In The Fatal Englishman, his first work of nonfiction, Sebastian Faulks explores the lives of three remarkable men. Each had the seeds of greatness; each was a beacon to his generation and left something of value behind; yet each one died tragically young.
Christopher Wood, only twenty-nine when he killed himself, was a painter who lived most of his short life in the beau monde of 1920s Paris, where his charm, good looks, and the dissolute life that followed them sometimes frustrated his ambition and achievement as an artist.
Richard Hillary was a WWII fighter pilot who wrote a classic account of his
experiences, The Last Enemy, but died in a mysterious training accident while defying doctor’s orders to stay grounded after horrific burn injuries; he was twenty-three.
Jeremy Wolfenden, hailed by his contemporaries as the brightest Englishman of
his generation, rejected the call of academia to become a hack journalist in Cold War Moscow. A spy, alcoholic, and open homosexual at a time when such activity was still illegal, he died at the age of thirty-one, a victim of his own recklessness and of the peculiar pressures of his time.
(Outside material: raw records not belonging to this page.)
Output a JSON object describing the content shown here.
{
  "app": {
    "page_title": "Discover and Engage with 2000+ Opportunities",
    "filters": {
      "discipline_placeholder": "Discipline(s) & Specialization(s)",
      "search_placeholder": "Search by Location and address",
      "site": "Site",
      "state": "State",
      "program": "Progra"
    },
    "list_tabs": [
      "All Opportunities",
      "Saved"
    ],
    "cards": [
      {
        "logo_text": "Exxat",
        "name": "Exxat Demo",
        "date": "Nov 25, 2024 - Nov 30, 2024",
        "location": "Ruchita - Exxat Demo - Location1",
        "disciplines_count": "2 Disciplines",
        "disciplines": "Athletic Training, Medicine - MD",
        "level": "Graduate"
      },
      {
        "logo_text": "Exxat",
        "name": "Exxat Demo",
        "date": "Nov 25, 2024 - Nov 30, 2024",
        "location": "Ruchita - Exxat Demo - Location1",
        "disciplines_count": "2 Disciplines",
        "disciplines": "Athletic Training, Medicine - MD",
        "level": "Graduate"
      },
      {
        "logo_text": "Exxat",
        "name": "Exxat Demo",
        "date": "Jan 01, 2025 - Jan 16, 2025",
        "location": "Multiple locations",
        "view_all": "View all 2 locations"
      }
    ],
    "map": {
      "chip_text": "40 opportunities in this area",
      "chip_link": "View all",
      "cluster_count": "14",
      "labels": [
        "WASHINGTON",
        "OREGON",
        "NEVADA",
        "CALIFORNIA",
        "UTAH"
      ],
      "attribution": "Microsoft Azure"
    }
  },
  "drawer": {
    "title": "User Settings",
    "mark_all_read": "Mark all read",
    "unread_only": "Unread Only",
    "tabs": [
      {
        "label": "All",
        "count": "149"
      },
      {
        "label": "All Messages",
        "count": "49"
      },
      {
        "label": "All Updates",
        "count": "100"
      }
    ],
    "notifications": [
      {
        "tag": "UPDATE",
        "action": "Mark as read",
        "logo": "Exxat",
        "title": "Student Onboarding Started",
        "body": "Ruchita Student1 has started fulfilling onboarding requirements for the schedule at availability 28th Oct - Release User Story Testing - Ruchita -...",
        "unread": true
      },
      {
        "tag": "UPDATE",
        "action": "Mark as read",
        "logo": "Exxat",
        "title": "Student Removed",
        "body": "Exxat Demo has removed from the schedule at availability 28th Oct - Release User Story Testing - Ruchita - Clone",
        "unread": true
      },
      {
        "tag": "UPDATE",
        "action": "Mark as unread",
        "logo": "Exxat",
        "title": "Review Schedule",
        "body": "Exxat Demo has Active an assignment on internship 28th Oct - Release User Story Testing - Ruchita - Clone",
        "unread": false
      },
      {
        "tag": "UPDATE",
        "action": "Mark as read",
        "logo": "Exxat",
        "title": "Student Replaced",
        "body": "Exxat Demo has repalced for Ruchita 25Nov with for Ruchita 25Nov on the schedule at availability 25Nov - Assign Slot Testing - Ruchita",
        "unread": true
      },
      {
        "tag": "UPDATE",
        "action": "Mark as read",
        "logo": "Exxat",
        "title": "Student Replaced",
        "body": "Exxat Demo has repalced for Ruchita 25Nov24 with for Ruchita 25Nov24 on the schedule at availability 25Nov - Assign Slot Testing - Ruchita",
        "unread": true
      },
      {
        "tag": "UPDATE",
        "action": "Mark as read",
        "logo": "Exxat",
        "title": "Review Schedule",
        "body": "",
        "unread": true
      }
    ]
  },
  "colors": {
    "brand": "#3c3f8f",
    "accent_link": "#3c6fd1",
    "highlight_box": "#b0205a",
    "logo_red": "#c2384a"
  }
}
Through the lives of these doomed young men, Faulks paints an oblique
portrait of English society as it changed in the twentieth century, from the Victorian era to the modern world.